ABOUT THIS EXERCISE:
Search the data below for "JSON" and report how many lines contain it, with no other text.

RAW DATA:
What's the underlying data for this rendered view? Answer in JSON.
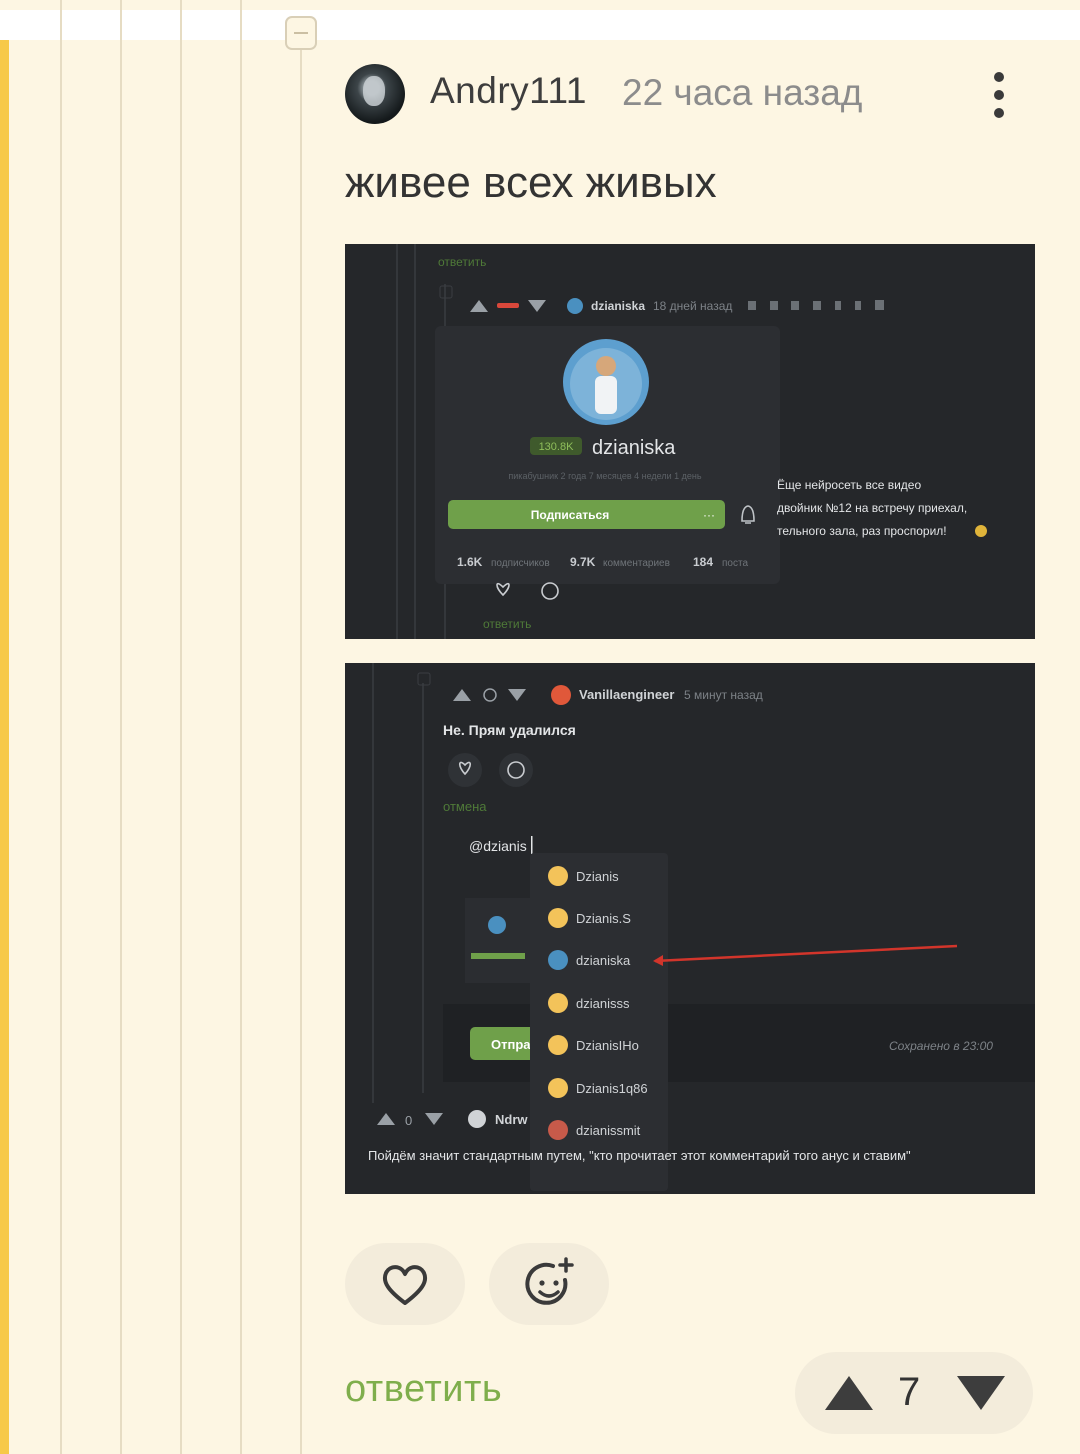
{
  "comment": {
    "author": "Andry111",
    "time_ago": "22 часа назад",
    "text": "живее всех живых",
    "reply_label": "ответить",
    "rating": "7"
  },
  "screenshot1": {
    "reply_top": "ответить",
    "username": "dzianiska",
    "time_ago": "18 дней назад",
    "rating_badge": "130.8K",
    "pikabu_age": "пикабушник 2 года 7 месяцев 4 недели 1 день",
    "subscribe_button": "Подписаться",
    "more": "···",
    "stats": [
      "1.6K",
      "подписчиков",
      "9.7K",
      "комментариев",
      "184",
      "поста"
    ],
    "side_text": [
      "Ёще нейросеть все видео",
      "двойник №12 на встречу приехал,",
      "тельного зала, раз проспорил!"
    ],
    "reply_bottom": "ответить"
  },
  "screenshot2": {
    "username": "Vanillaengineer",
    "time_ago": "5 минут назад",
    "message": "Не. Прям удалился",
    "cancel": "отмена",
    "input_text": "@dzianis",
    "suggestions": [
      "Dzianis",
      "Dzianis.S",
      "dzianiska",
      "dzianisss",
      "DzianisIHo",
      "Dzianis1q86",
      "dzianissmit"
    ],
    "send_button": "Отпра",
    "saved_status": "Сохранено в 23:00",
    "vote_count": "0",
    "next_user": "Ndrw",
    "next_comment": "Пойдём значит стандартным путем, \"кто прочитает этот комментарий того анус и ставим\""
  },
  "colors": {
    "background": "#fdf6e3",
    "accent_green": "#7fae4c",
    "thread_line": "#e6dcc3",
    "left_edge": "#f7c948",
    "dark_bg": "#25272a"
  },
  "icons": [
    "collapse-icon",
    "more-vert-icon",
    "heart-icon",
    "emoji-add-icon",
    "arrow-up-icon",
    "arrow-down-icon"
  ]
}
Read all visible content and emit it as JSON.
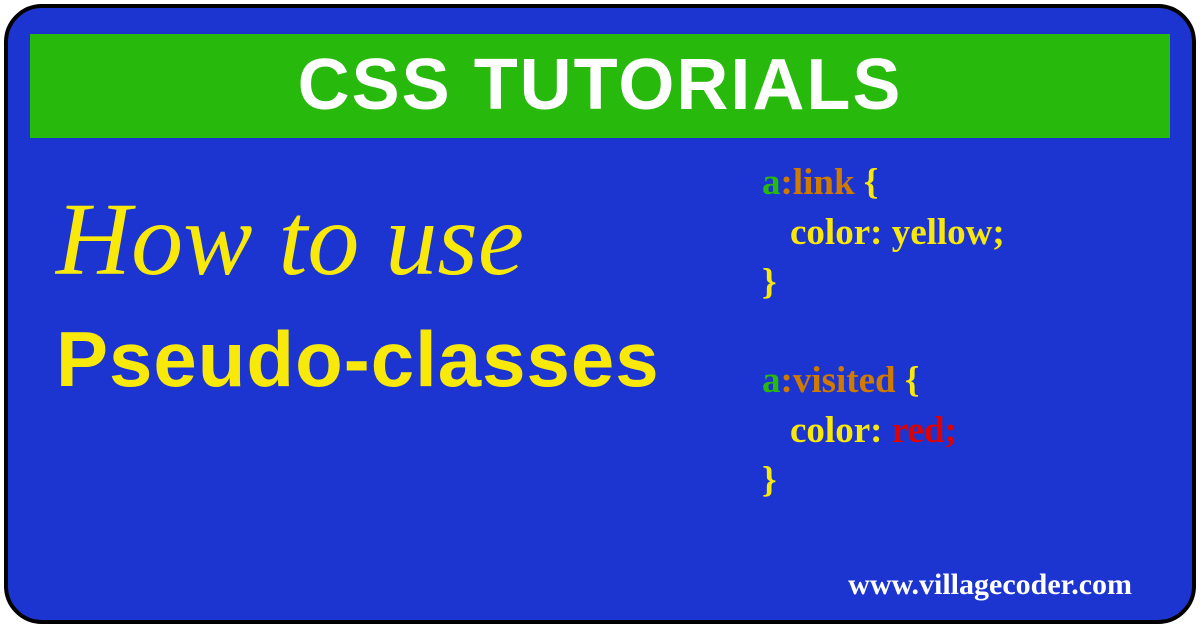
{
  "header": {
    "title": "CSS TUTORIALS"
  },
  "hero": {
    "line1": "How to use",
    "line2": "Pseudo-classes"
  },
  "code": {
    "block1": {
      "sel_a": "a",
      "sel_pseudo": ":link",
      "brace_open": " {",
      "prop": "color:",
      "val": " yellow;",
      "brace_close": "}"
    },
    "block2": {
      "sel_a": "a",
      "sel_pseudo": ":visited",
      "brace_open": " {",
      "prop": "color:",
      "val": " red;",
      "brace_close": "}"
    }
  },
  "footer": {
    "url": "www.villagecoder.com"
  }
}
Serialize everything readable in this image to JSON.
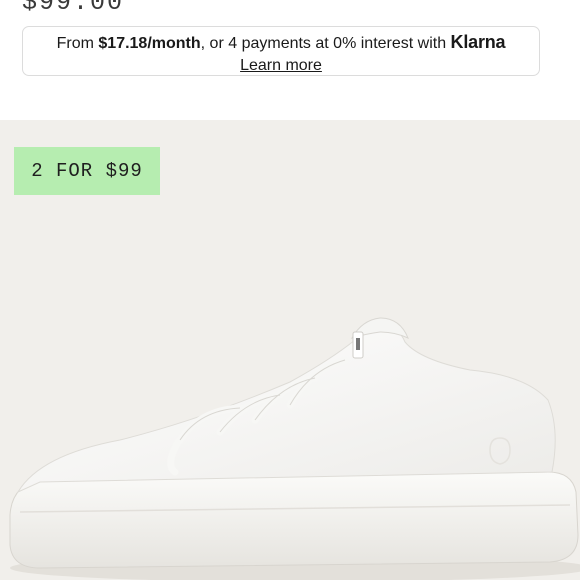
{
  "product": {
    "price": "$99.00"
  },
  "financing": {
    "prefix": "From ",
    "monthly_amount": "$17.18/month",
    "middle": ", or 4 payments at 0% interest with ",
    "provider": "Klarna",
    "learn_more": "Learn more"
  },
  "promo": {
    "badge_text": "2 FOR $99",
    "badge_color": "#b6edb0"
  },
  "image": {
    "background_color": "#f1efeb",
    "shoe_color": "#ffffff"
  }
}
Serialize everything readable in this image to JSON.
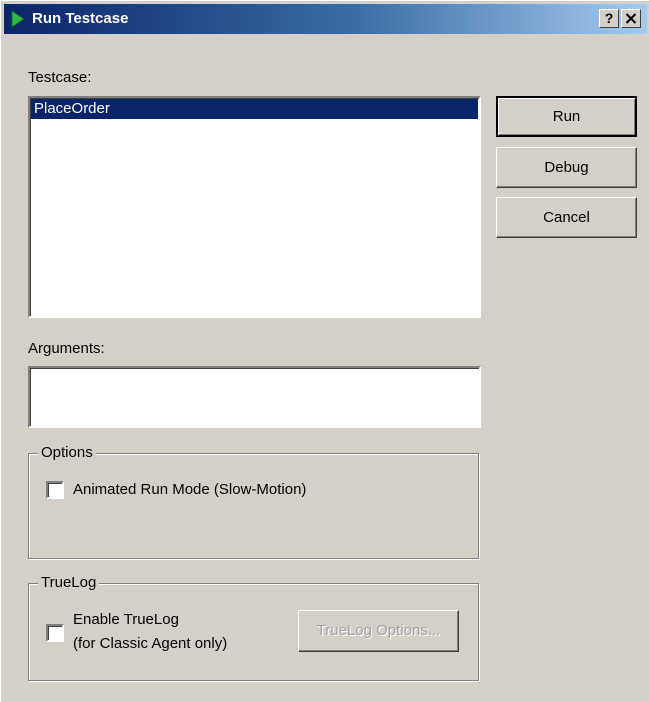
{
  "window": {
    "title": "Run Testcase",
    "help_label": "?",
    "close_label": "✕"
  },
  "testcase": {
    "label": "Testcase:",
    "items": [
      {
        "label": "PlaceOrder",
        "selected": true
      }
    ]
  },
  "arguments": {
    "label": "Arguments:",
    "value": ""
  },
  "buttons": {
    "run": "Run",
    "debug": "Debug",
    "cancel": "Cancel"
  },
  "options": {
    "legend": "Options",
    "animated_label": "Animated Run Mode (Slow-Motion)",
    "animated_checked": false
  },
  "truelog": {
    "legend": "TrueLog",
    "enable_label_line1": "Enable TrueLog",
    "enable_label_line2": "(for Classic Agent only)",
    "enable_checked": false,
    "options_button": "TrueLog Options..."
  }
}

REPLY TO THE EXERCISE:
4